§ **Task details**
Scan the records below. List lines holding "screenshot".

Material provided START

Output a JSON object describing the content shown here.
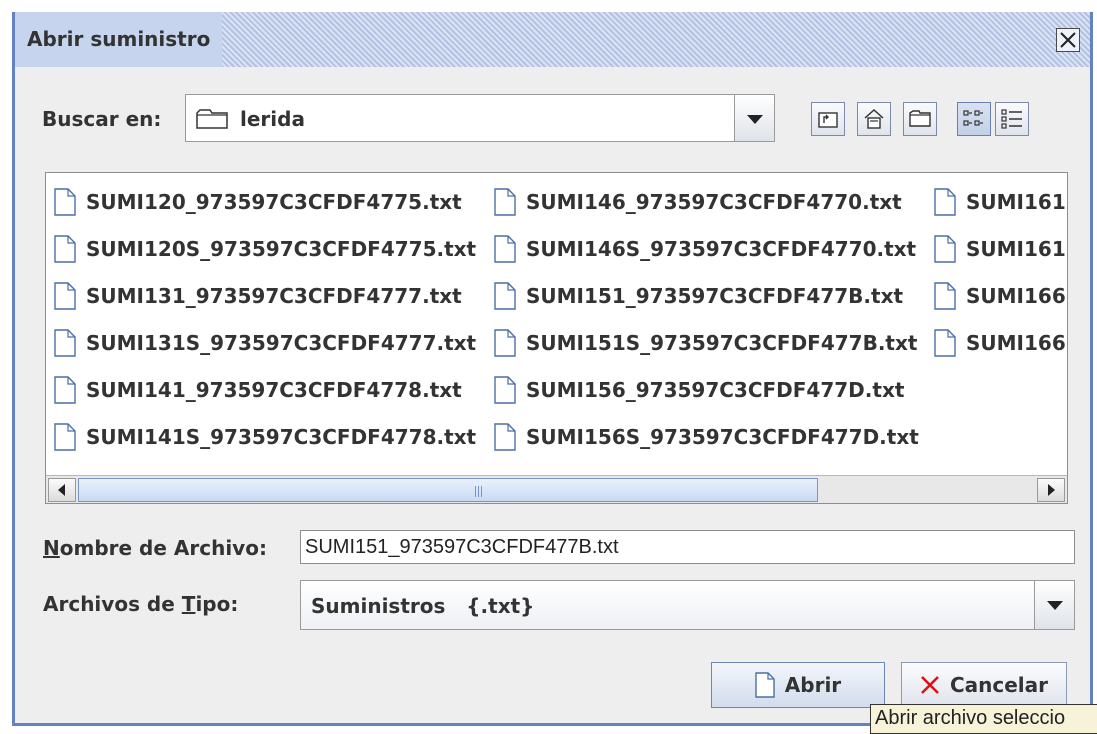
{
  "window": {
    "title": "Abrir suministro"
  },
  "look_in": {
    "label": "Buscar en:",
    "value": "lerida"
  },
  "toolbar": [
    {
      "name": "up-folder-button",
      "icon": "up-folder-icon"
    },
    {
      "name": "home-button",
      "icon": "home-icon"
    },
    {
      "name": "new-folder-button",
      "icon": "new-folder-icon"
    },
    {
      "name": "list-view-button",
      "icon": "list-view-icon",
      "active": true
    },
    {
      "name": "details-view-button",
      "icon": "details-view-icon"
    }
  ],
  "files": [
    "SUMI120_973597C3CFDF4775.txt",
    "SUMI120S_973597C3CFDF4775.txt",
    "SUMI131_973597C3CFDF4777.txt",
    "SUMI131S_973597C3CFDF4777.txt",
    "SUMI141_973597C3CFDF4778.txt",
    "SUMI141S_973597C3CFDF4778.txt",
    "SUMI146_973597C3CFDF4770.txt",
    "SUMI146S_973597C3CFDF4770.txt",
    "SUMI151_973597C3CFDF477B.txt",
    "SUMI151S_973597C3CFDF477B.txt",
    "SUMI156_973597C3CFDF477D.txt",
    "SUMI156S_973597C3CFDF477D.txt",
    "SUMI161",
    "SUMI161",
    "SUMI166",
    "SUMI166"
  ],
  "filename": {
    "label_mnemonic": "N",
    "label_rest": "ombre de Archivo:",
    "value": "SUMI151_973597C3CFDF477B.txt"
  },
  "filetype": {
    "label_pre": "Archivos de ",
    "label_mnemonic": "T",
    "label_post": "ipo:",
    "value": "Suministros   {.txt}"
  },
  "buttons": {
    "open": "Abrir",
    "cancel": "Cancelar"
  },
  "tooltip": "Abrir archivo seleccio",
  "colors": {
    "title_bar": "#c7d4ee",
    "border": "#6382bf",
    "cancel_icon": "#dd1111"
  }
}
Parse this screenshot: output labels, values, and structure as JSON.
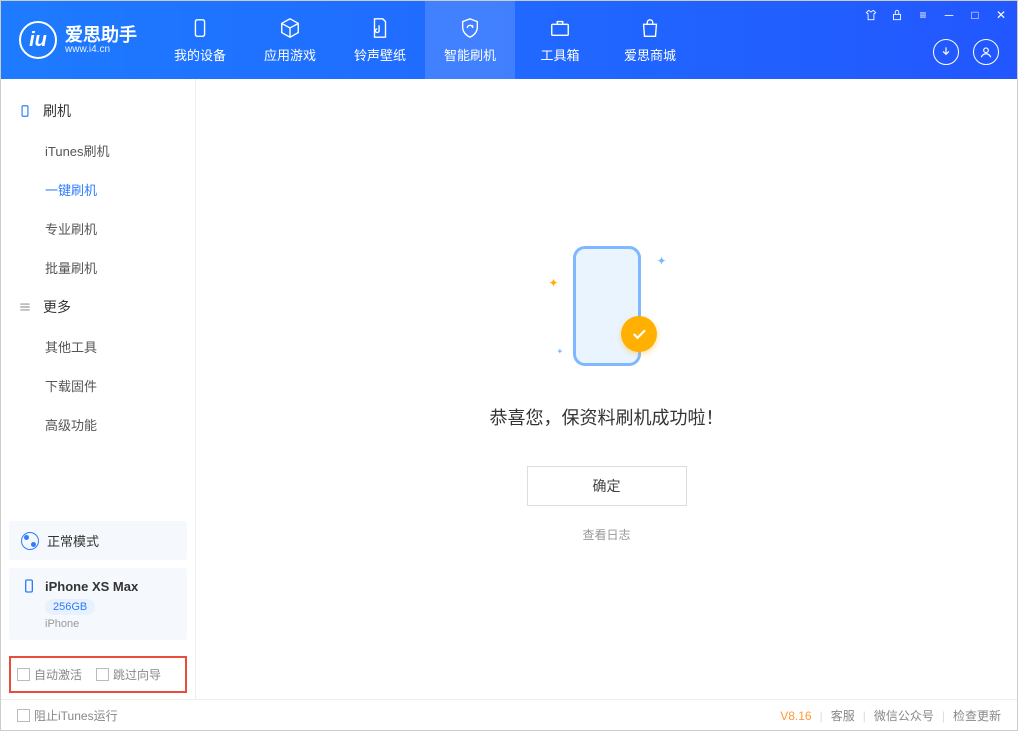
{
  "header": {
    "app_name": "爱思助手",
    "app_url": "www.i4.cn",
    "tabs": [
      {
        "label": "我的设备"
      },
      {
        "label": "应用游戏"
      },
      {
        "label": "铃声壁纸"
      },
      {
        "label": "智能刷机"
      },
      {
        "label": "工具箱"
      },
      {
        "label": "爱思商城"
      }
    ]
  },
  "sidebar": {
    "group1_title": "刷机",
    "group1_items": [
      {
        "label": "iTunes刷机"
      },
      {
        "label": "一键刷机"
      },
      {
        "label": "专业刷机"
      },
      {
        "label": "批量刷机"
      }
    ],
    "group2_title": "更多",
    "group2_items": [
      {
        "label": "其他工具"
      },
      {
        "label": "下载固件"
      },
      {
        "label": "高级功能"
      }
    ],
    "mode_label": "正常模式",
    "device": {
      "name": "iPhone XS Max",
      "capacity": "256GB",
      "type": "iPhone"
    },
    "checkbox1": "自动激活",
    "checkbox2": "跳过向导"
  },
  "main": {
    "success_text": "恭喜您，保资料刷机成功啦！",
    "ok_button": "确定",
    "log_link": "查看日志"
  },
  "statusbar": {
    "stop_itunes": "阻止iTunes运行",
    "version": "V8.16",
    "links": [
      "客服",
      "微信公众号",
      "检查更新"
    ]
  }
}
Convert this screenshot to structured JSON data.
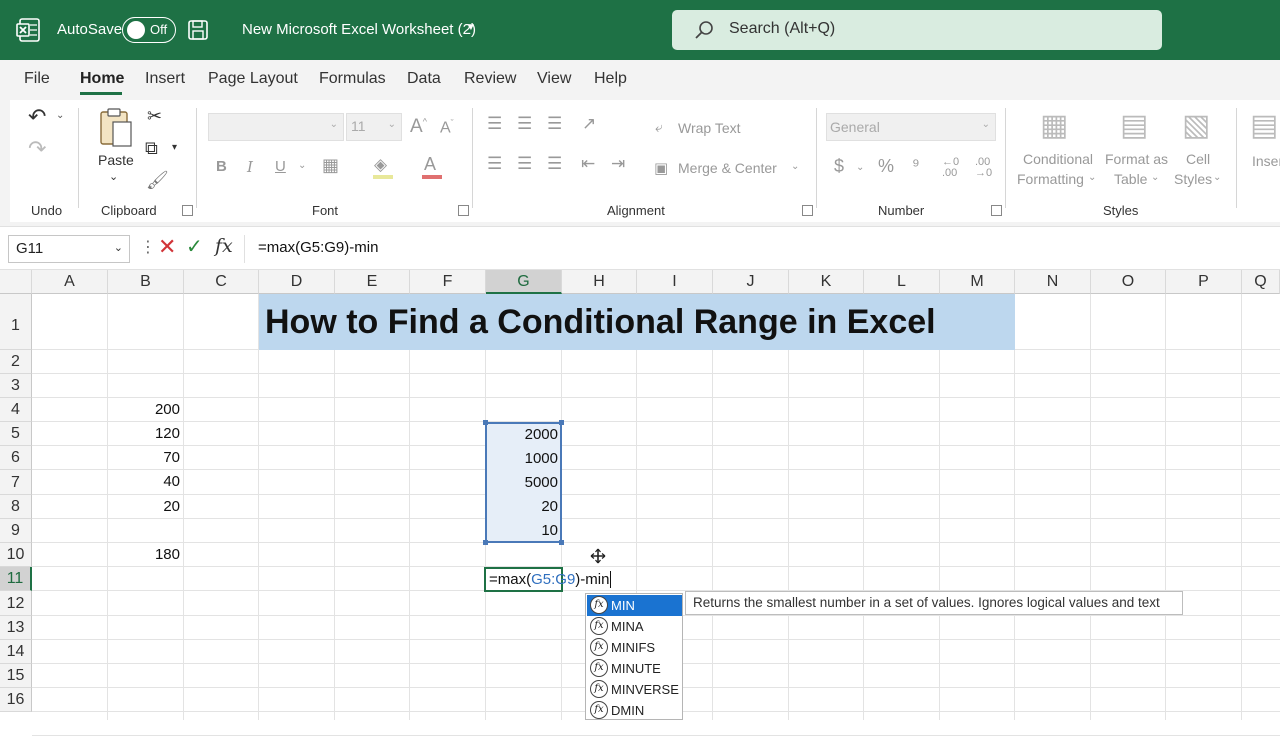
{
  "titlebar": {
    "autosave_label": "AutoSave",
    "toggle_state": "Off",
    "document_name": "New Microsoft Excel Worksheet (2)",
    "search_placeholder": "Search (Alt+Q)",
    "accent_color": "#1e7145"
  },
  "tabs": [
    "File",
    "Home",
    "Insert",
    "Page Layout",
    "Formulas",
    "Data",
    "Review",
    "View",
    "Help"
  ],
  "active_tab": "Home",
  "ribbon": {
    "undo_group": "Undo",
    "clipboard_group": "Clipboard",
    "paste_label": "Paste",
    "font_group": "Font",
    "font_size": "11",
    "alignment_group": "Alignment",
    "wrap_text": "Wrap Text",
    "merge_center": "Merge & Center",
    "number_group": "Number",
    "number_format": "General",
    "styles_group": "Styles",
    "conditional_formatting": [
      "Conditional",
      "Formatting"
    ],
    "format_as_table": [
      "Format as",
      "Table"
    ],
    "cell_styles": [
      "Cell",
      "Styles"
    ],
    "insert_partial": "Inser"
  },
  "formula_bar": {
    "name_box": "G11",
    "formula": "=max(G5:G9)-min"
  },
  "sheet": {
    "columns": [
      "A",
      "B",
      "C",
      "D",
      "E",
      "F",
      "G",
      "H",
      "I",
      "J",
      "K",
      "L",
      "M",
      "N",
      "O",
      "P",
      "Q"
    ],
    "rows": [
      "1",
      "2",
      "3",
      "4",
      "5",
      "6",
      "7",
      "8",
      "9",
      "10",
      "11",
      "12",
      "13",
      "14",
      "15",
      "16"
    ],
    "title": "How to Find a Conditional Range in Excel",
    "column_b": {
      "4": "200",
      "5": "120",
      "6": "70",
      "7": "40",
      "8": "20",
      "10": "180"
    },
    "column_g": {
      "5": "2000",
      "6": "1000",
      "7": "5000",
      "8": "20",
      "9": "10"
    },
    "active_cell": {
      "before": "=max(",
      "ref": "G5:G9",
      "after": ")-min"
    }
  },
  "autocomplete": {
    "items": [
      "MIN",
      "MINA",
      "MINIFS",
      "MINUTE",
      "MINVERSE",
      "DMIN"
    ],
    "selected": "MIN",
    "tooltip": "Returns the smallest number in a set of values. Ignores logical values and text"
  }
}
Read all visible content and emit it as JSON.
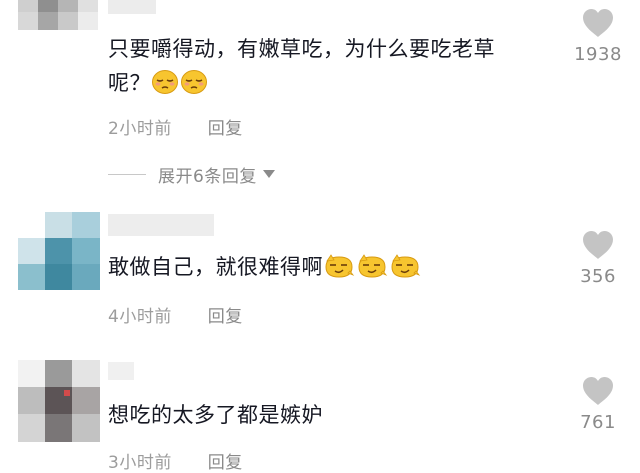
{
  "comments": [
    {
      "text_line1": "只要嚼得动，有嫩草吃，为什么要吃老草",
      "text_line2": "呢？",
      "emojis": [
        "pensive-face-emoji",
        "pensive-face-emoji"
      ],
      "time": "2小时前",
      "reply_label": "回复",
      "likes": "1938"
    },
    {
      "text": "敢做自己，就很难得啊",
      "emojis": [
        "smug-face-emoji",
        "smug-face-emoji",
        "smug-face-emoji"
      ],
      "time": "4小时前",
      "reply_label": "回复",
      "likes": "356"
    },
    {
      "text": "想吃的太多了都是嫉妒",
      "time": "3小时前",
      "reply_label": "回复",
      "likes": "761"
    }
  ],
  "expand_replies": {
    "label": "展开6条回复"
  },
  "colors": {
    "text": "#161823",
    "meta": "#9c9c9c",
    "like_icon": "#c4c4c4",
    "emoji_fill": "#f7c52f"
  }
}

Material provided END

§ **Your solution**
Parse this screenshot: output labels, values, and structure as JSON.
Convert this screenshot to structured JSON data.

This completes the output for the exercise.